The Desk

February 19, 2019

Fair enough: you people have eaten me,
I – wrote you down.
They’ll lay you out on a dinner table,
me – on this desk.

I’ve been happy with little.
There are dishes I’ve never tried.
But you, you people eat slowly, and often;
You eat and eat.

Everything was decided for us
back in the ocean:
Our places of action,
our places of gratitude.

You – with belches, I – with books,
with truffles, you. With pencil, I,
you and your olives, me and my rhyme,
with pickles, you. I, with poems.

At your head – funeral candles
like thick-legged asparagus:
your road out of this world
a dessert table’s striped cloth.

They will smoke Havana cigars
on your left side and your right;
your body will be dressed
in the best Dutch linen.

And – not to waste such expensive cloth,
they will shake you out,
along with the crumbs and bits of food,
into the hole, the grave.

You – stuffed capon, I – pigeon.
Gunpowder, your soul, at the autopsy.
And I will be laid out bare
with only two wings to cover me.

Marina Tsvetaeva
Trans. Ilya Kaminsky and Jean Valentine

almost a nonlanguage art

February 19, 2019

Poetry is not just an outpouring of feelings into words; diaries are good places for that. Nor is it use of words merely to convey information, as newspapers are purported to do. OK, so we all know that poetry’s medium is words — but don’t be fooled by that “fact” into thinking that poetry is made of words. “Pure poetry,” poet Russell Edson says, “is almost a nonlanguage art.” I think of poetry as a right-brain activity, using image, sensory gatherings, spatial impressions, free associations, music, and creative perception, and only casting its line into the language lake on the left to fish out the words to articulate it. If you read it only for the words (information, feelings, experience) it will not awaken and inform your full feelings and experience but will frustrate you in its seemingly mad illogic and leaps.

Alice B Fogel
Strange Terrain

Light is life

February 19, 2019

Goethe’s final words: “More light.” Ever since we crawled out of that primordial slime, that’s been our unifying cry: “More light.” Sunlight. Torchlight. Candlelight. Neon. Incandescent. Lights that banish the darkness from our caves, to illuminate our roads, the insides of our refrigerators. Big floods for the night games at Soldier’s field. Little tiny flashlight for those books we read under the covers when we’re supposed to be asleep. Light is more than watts and footcandles. Light is metaphor. Thy word is a lamp unto my feet. Rage, rage against the dying of the light. Lead, Kindly Light, amid the encircling gloom – Lead Thou me on! The night is dark, and I am far from home – Lead Thou me on! Arise, shine, for thy light has come. Light is knowledge. Light is life. Light is light.
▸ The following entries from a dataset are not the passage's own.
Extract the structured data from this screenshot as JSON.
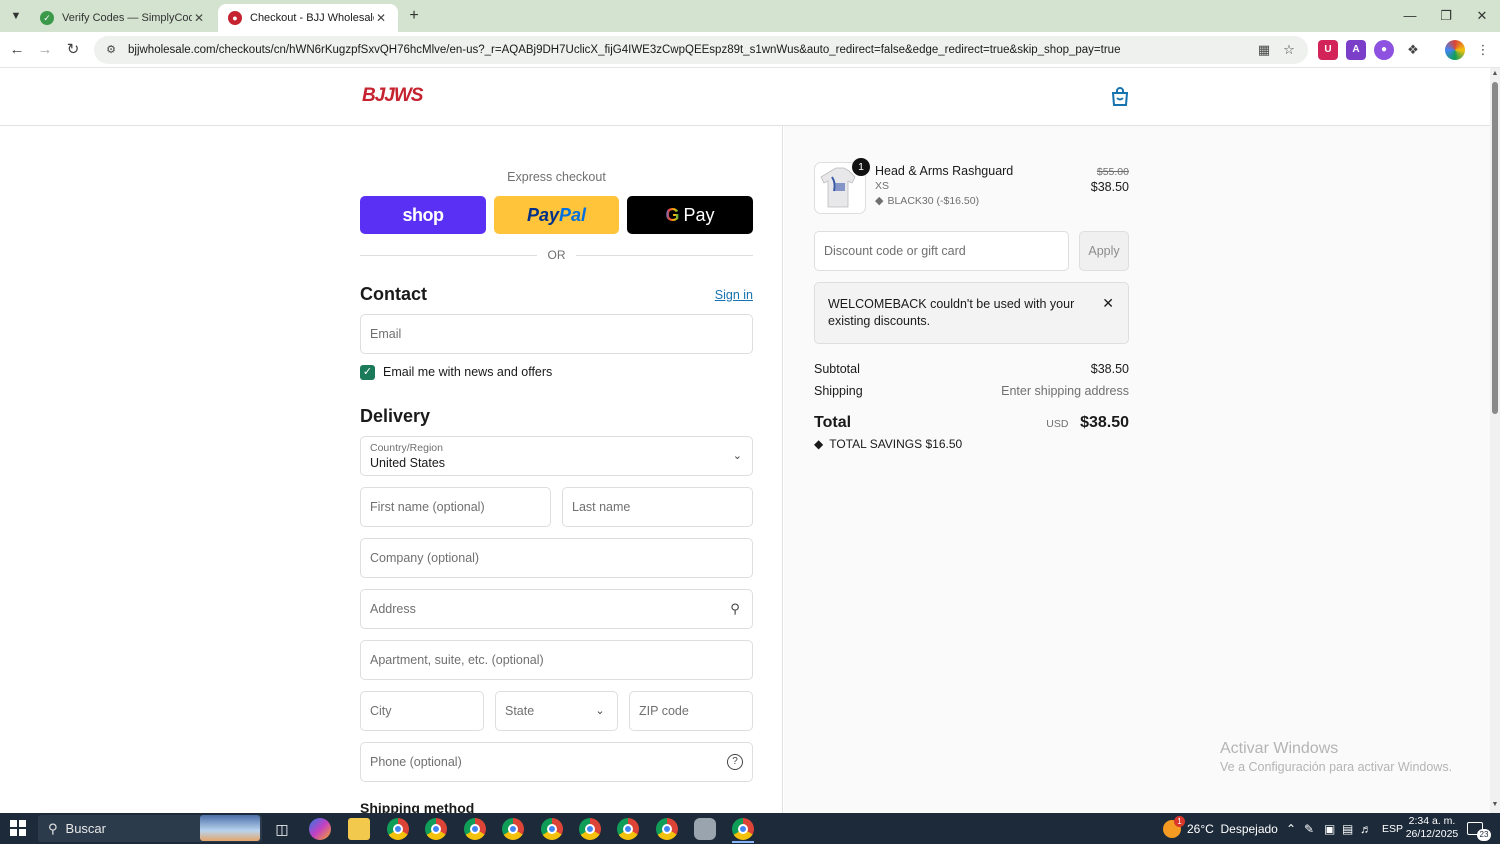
{
  "browser": {
    "tabs": [
      {
        "title": "Verify Codes — SimplyCodes",
        "active": false
      },
      {
        "title": "Checkout - BJJ Wholesale",
        "active": true
      }
    ],
    "url": "bjjwholesale.com/checkouts/cn/hWN6rKugzpfSxvQH76hcMlve/en-us?_r=AQABj9DH7UclicX_fijG4IWE3zCwpQEEspz89t_s1wnWus&auto_redirect=false&edge_redirect=true&skip_shop_pay=true"
  },
  "store": {
    "logo": "BJJWS"
  },
  "express": {
    "label": "Express checkout",
    "shop_label": "shop",
    "paypal_a": "Pay",
    "paypal_b": "Pal",
    "gpay_g": "G",
    "gpay_label": "Pay",
    "or_label": "OR"
  },
  "contact": {
    "title": "Contact",
    "sign_in": "Sign in",
    "email_placeholder": "Email",
    "newsletter_label": "Email me with news and offers",
    "newsletter_checked": true
  },
  "delivery": {
    "title": "Delivery",
    "country_label": "Country/Region",
    "country_value": "United States",
    "first_name": "First name (optional)",
    "last_name": "Last name",
    "company": "Company (optional)",
    "address": "Address",
    "apartment": "Apartment, suite, etc. (optional)",
    "city": "City",
    "state": "State",
    "zip": "ZIP code",
    "phone": "Phone (optional)"
  },
  "shipping_method_title": "Shipping method",
  "order": {
    "item": {
      "quantity": "1",
      "name": "Head & Arms Rashguard",
      "variant": "XS",
      "discount": "BLACK30 (-$16.50)",
      "original_price": "$55.00",
      "price": "$38.50"
    },
    "discount_placeholder": "Discount code or gift card",
    "apply_label": "Apply",
    "error_message": "WELCOMEBACK couldn't be used with your existing discounts.",
    "subtotal_label": "Subtotal",
    "subtotal_value": "$38.50",
    "shipping_label": "Shipping",
    "shipping_value": "Enter shipping address",
    "total_label": "Total",
    "currency": "USD",
    "total_value": "$38.50",
    "savings_label": "TOTAL SAVINGS",
    "savings_value": "$16.50"
  },
  "watermark": {
    "line1": "Activar Windows",
    "line2": "Ve a Configuración para activar Windows."
  },
  "taskbar": {
    "search_label": "Buscar",
    "weather_temp": "26°C",
    "weather_desc": "Despejado",
    "weather_badge": "1",
    "language": "ESP",
    "time": "2:34 a. m.",
    "date": "26/12/2025",
    "notifications": "23"
  },
  "colors": {
    "shop_pay": "#5a31f4",
    "paypal": "#ffc439",
    "link": "#1773b0",
    "checkbox": "#1a7a5a",
    "brand": "#c4232f"
  }
}
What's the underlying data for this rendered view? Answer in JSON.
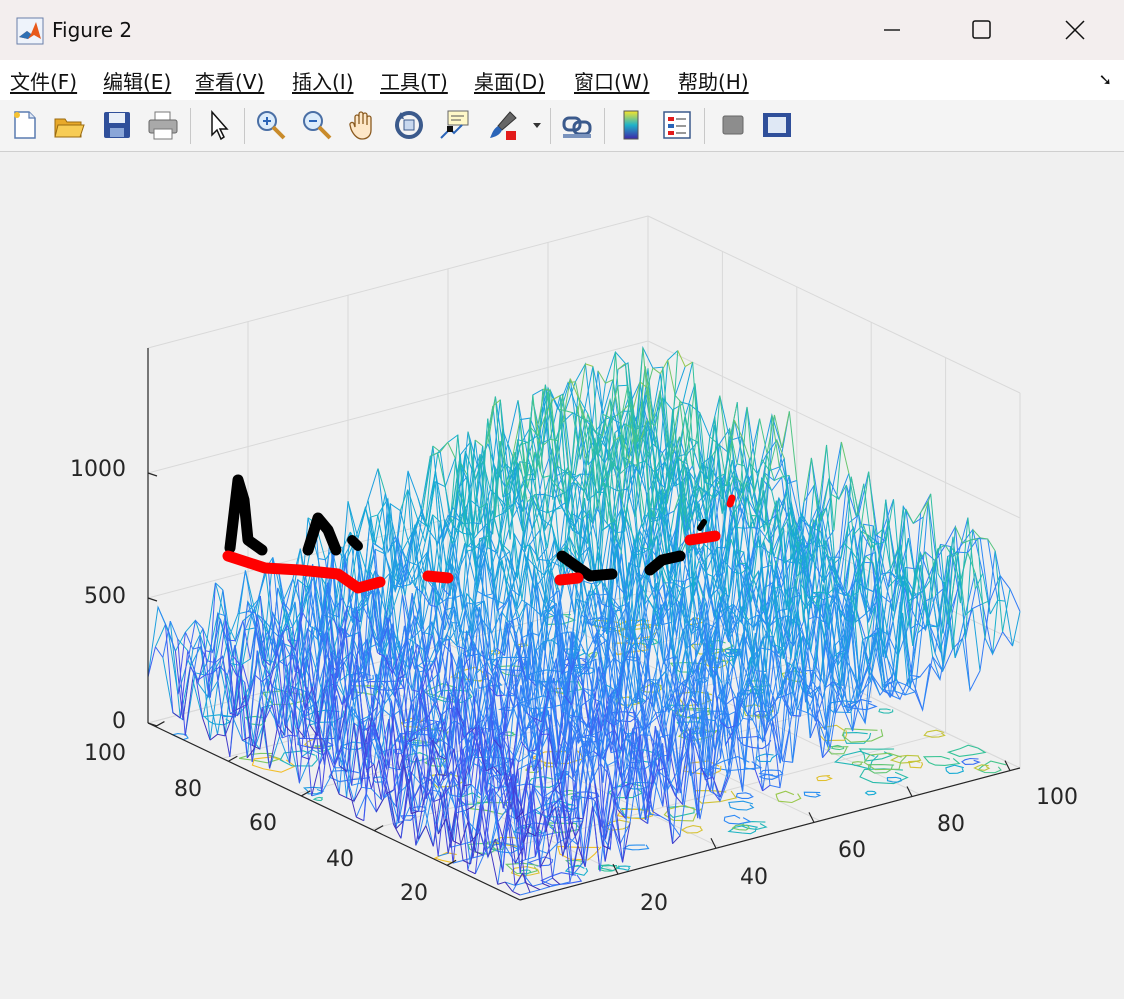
{
  "window": {
    "title": "Figure 2"
  },
  "menu": {
    "items": [
      "文件(F)",
      "编辑(E)",
      "查看(V)",
      "插入(I)",
      "工具(T)",
      "桌面(D)",
      "窗口(W)",
      "帮助(H)"
    ],
    "more_icon": "dock-arrow-icon"
  },
  "toolbar": {
    "buttons": [
      "new-figure-icon",
      "open-file-icon",
      "save-icon",
      "print-icon",
      "select-arrow-icon",
      "zoom-in-icon",
      "zoom-out-icon",
      "pan-hand-icon",
      "rotate-3d-icon",
      "data-cursor-icon",
      "brush-icon",
      "link-plot-icon",
      "colorbar-icon",
      "legend-icon",
      "hide-plot-tools-icon",
      "show-plot-tools-icon"
    ]
  },
  "axes": {
    "z_ticks": [
      "0",
      "500",
      "1000"
    ],
    "x_ticks": [
      "20",
      "40",
      "60",
      "80",
      "100"
    ],
    "y_ticks": [
      "20",
      "40",
      "60",
      "80",
      "100"
    ]
  },
  "chart_data": {
    "type": "mesh3d",
    "title": "",
    "xlabel": "",
    "ylabel": "",
    "zlabel": "",
    "xlim": [
      1,
      100
    ],
    "ylim": [
      1,
      100
    ],
    "zlim": [
      0,
      1500
    ],
    "colormap": "parula",
    "has_contour_base": true,
    "overlay_lines": [
      {
        "color": "#ff0000",
        "description_values": [
          650,
          620,
          610,
          560,
          600
        ]
      },
      {
        "color": "#000000",
        "description_values": [
          950,
          800,
          750,
          700,
          650
        ]
      }
    ]
  }
}
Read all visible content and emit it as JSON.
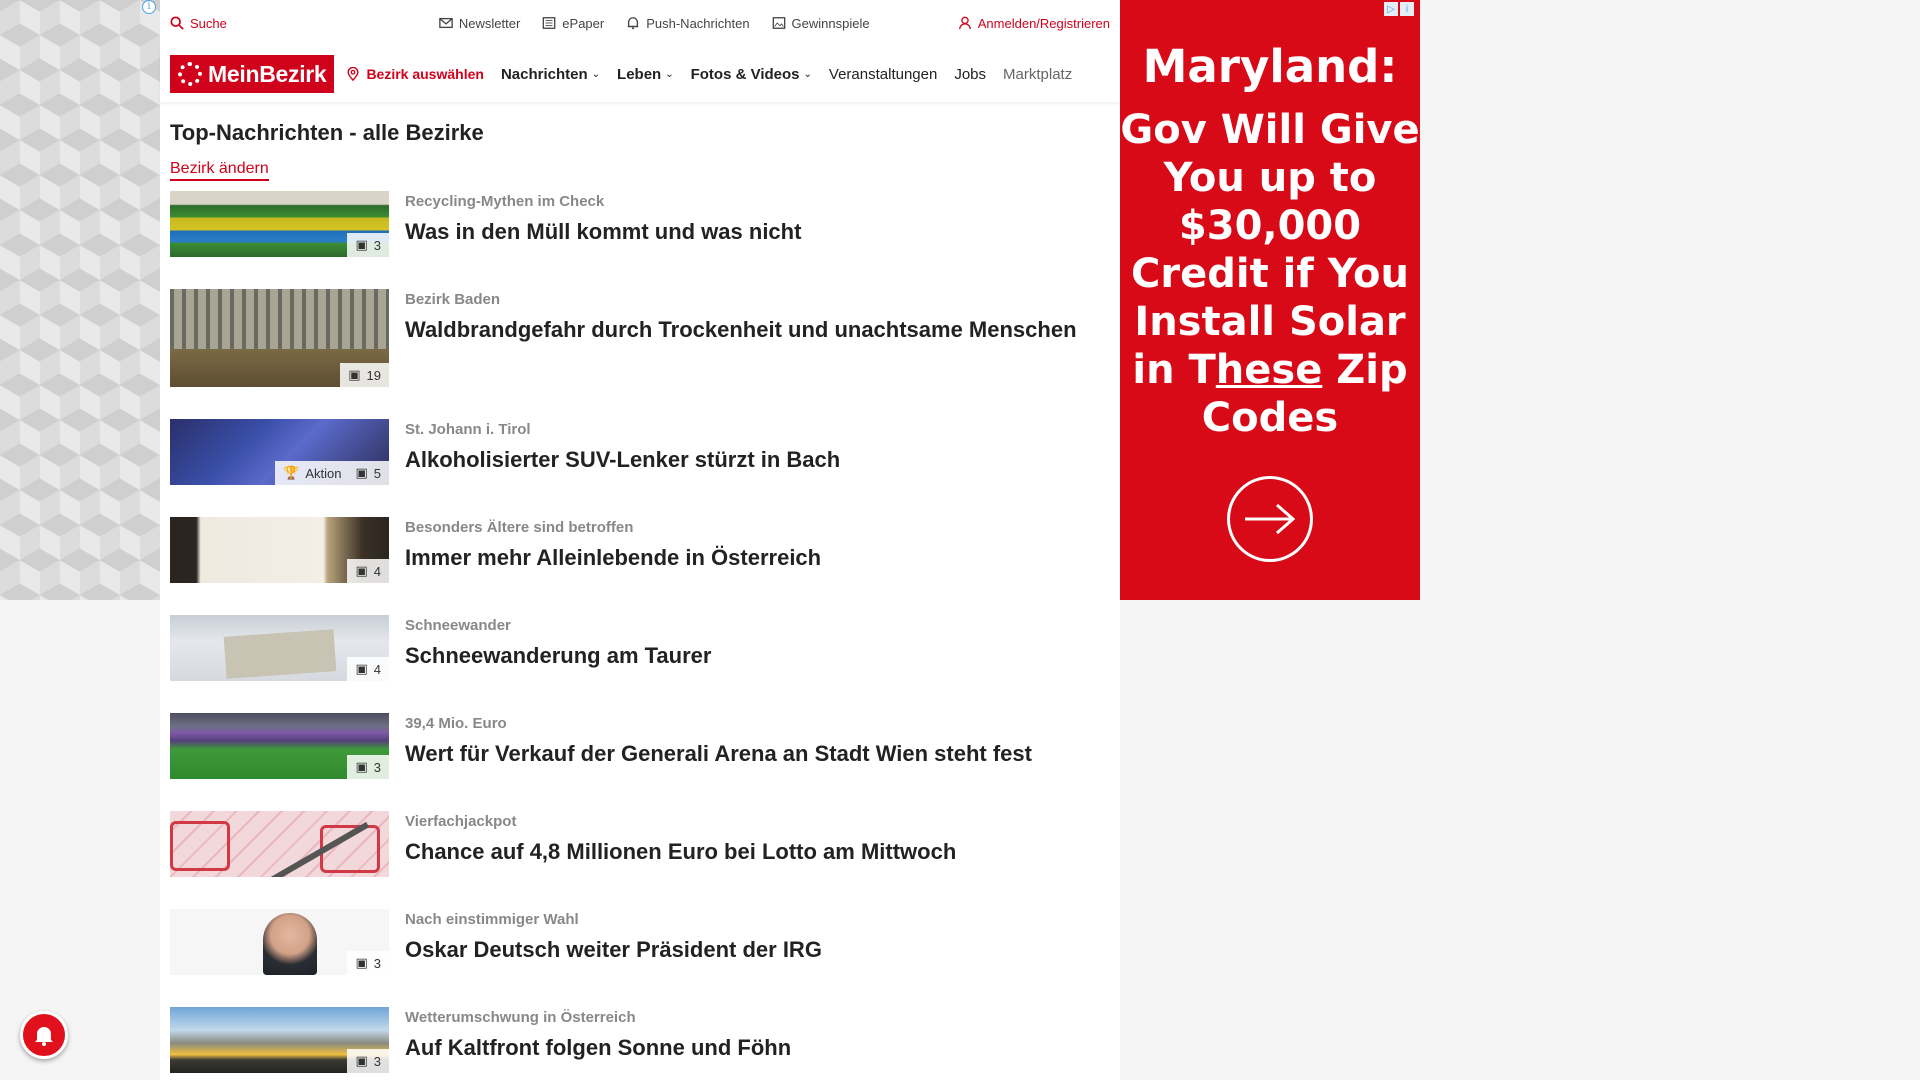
{
  "topbar": {
    "search": "Suche",
    "newsletter": "Newsletter",
    "epaper": "ePaper",
    "push": "Push-Nachrichten",
    "contests": "Gewinnspiele",
    "login": "Anmelden/Registrieren"
  },
  "nav": {
    "logo": "MeinBezirk",
    "district": "Bezirk auswählen",
    "items": [
      {
        "label": "Nachrichten",
        "dropdown": true
      },
      {
        "label": "Leben",
        "dropdown": true
      },
      {
        "label": "Fotos & Videos",
        "dropdown": true
      },
      {
        "label": "Veranstaltungen",
        "dropdown": false
      },
      {
        "label": "Jobs",
        "dropdown": false
      },
      {
        "label": "Marktplatz",
        "dropdown": false
      }
    ]
  },
  "page": {
    "title": "Top-Nachrichten - alle Bezirke",
    "change_link": "Bezirk ändern"
  },
  "articles": [
    {
      "kicker": "Recycling-Mythen im Check",
      "headline": "Was in den Müll kommt und was nicht",
      "images": "3"
    },
    {
      "kicker": "Bezirk Baden",
      "headline": "Waldbrandgefahr durch Trockenheit und unachtsame Menschen",
      "images": "19"
    },
    {
      "kicker": "St. Johann i. Tirol",
      "headline": "Alkoholisierter SUV-Lenker stürzt in Bach",
      "images": "5",
      "action": "Aktion"
    },
    {
      "kicker": "Besonders Ältere sind betroffen",
      "headline": "Immer mehr Alleinlebende in Österreich",
      "images": "4"
    },
    {
      "kicker": "Schneewander",
      "headline": "Schneewanderung am Taurer",
      "images": "4"
    },
    {
      "kicker": "39,4 Mio. Euro",
      "headline": "Wert für Verkauf der Generali Arena an Stadt Wien steht fest",
      "images": "3"
    },
    {
      "kicker": "Vierfachjackpot",
      "headline": "Chance auf 4,8 Millionen Euro bei Lotto am Mittwoch",
      "images": ""
    },
    {
      "kicker": "Nach einstimmiger Wahl",
      "headline": "Oskar Deutsch weiter Präsident der IRG",
      "images": "3"
    },
    {
      "kicker": "Wetterumschwung in Österreich",
      "headline": "Auf Kaltfront folgen Sonne und Föhn",
      "images": "3"
    }
  ],
  "ad": {
    "headline": "Maryland:",
    "line1": "Gov Will Give",
    "line2": "You up to",
    "line3": "$30,000",
    "line4": "Credit if You",
    "line5": "Install Solar",
    "line6a": "in T",
    "line6b": "hese",
    "line6c": " Zip",
    "line7": "Codes",
    "accent_color": "#d80a18"
  },
  "colors": {
    "brand": "#d0021b"
  },
  "icons": {
    "search": "search-icon",
    "newsletter": "mail-icon",
    "epaper": "newspaper-icon",
    "push": "bell-icon",
    "contests": "gift-icon",
    "login": "user-icon",
    "district": "location-pin-icon"
  }
}
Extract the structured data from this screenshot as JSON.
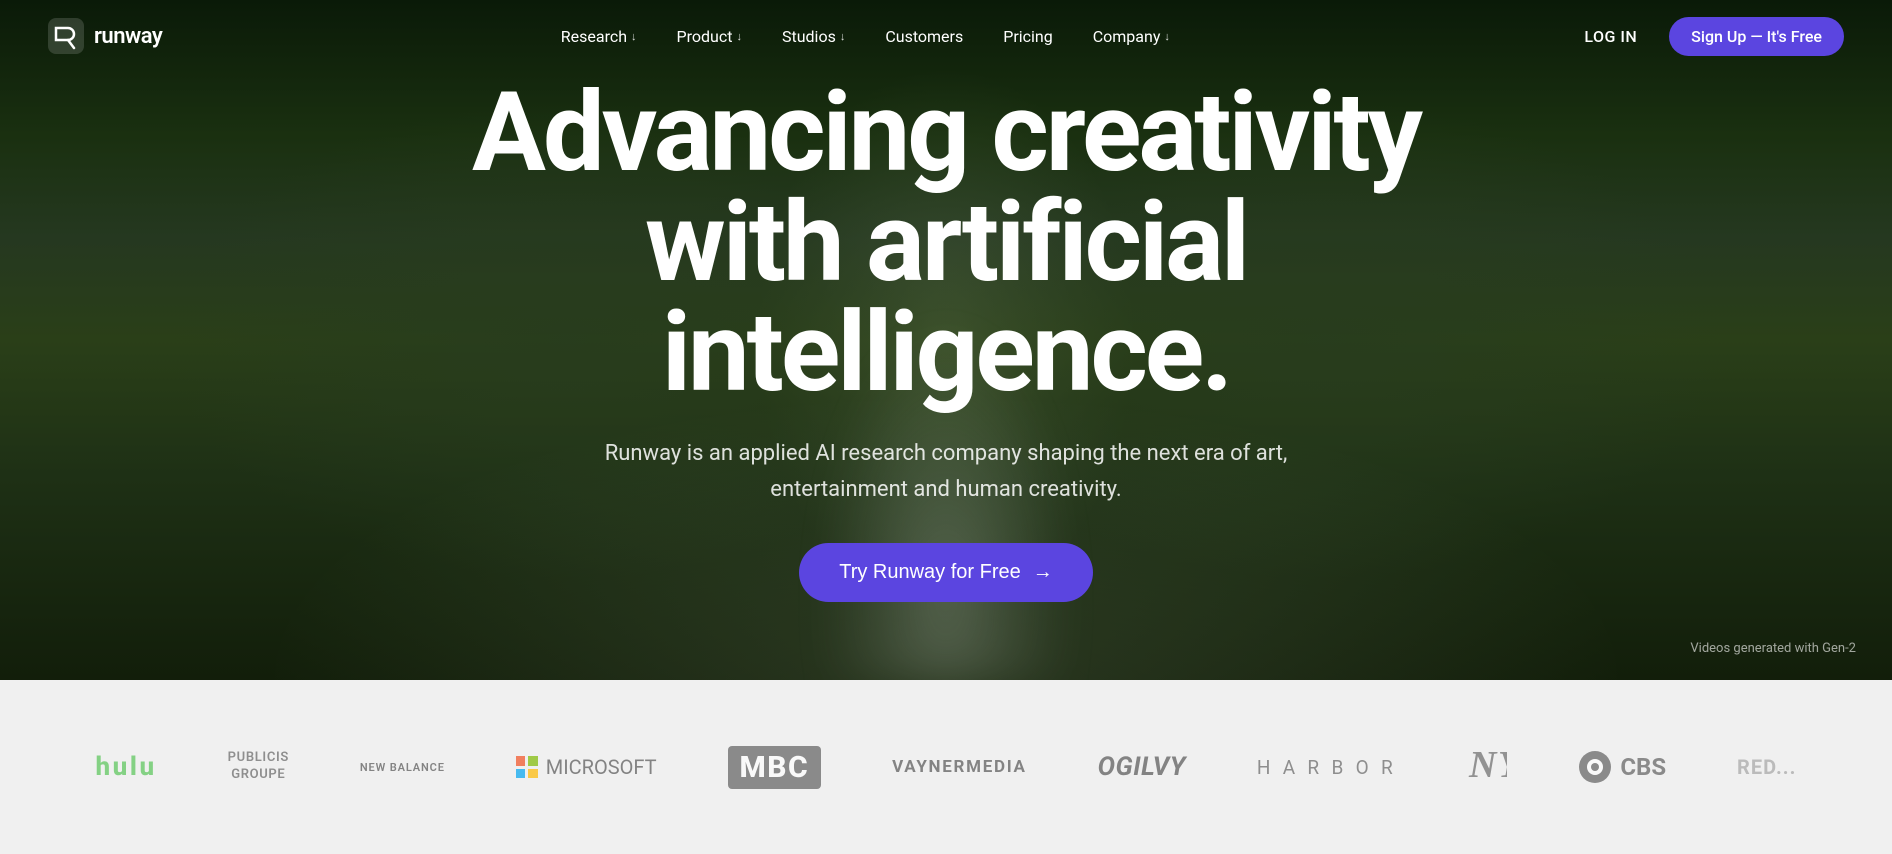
{
  "nav": {
    "logo_text": "runway",
    "items": [
      {
        "id": "research",
        "label": "Research",
        "has_dropdown": true
      },
      {
        "id": "product",
        "label": "Product",
        "has_dropdown": true
      },
      {
        "id": "studios",
        "label": "Studios",
        "has_dropdown": true
      },
      {
        "id": "customers",
        "label": "Customers",
        "has_dropdown": false
      },
      {
        "id": "pricing",
        "label": "Pricing",
        "has_dropdown": false
      },
      {
        "id": "company",
        "label": "Company",
        "has_dropdown": true
      }
    ],
    "login_label": "LOG IN",
    "signup_label": "Sign Up — It's Free"
  },
  "hero": {
    "title_line1": "Advancing creativity",
    "title_line2": "with artificial intelligence.",
    "subtitle": "Runway is an applied AI research company shaping the next era of art, entertainment and human creativity.",
    "cta_label": "Try Runway for Free",
    "cta_arrow": "→",
    "video_credit": "Videos generated with Gen-2"
  },
  "logos": [
    {
      "id": "hulu",
      "text": "hulu",
      "style": "hulu"
    },
    {
      "id": "publicis",
      "text": "PUBLICIS GROUPE",
      "style": "default"
    },
    {
      "id": "new-balance",
      "text": "new balance",
      "style": "nb"
    },
    {
      "id": "microsoft",
      "text": "Microsoft",
      "style": "microsoft"
    },
    {
      "id": "mbc",
      "text": "MBC",
      "style": "mbc"
    },
    {
      "id": "vaynermedia",
      "text": "VAYNERMEDIA",
      "style": "default"
    },
    {
      "id": "ogilvy",
      "text": "Ogilvy",
      "style": "ogilvy"
    },
    {
      "id": "harbor",
      "text": "HARBOR",
      "style": "harbor"
    },
    {
      "id": "yankees",
      "text": "NY",
      "style": "yankees"
    },
    {
      "id": "cbs",
      "text": "CBS",
      "style": "cbs"
    },
    {
      "id": "red-etc",
      "text": "RED...",
      "style": "partial"
    }
  ],
  "colors": {
    "accent": "#5B45E0",
    "nav_bg": "transparent",
    "hero_bg": "#1a2a1a",
    "logos_bg": "#f0f0f0"
  }
}
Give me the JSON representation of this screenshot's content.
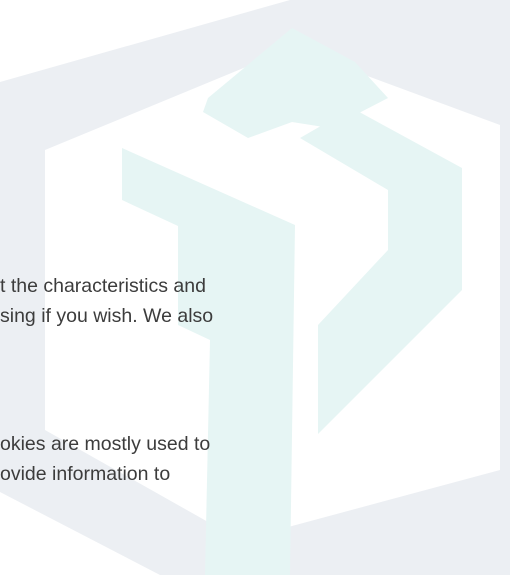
{
  "watermark": {
    "icon": "hexagon-logo-watermark-icon",
    "colors": {
      "hexagon": "#eceff3",
      "cube": "#e6f5f4"
    }
  },
  "paragraphs": [
    {
      "lines": [
        "t the characteristics and",
        "sing if you wish. We also"
      ]
    },
    {
      "lines": [
        "okies are mostly used to",
        "ovide information to"
      ]
    }
  ]
}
Chris Stevens
Northern Exposure

a place filled with secrets

February 19, 2019

My poetic life started before I was even born, I believe, but really I’ve been a working poet for about a decade. As a child, I’d notice things the other children didn’t; I saw the world as a place filled with secrets, in-between colours, textures, whispers, and hidden spaces. I could make a world out of the smallest moment. I still do. Being a poet feels like having two bodies — one in this world, and one in some other. Does this sound like you?

Lisa Marie Basile
If You Want To Become a poet

wine tiptoed into the glasses

February 19, 2019

The noise of drinking was exhilarating. Champagne corks popped and the pale, chrysanthemum-coloured liquid, whispering gleefully with bubbles, hissed into the glasses; heavy red wine glupped into the goblets, thick and crimson as the blood of some mythical monster, and a swirling wreath of pink bubbles formed on the surface; the frosty white wine tiptoed into the glasses, shrilling, gleaming, now like diamonds, now like topaz; the ouzo lay transparent and innocent as the edge of a mountain pool until the water splashed in and the whole glass curdled like a conjuring trick, coiling and blurring into a summer cloud of moonstone white.

Gerald Durrell
The Garden of the Gods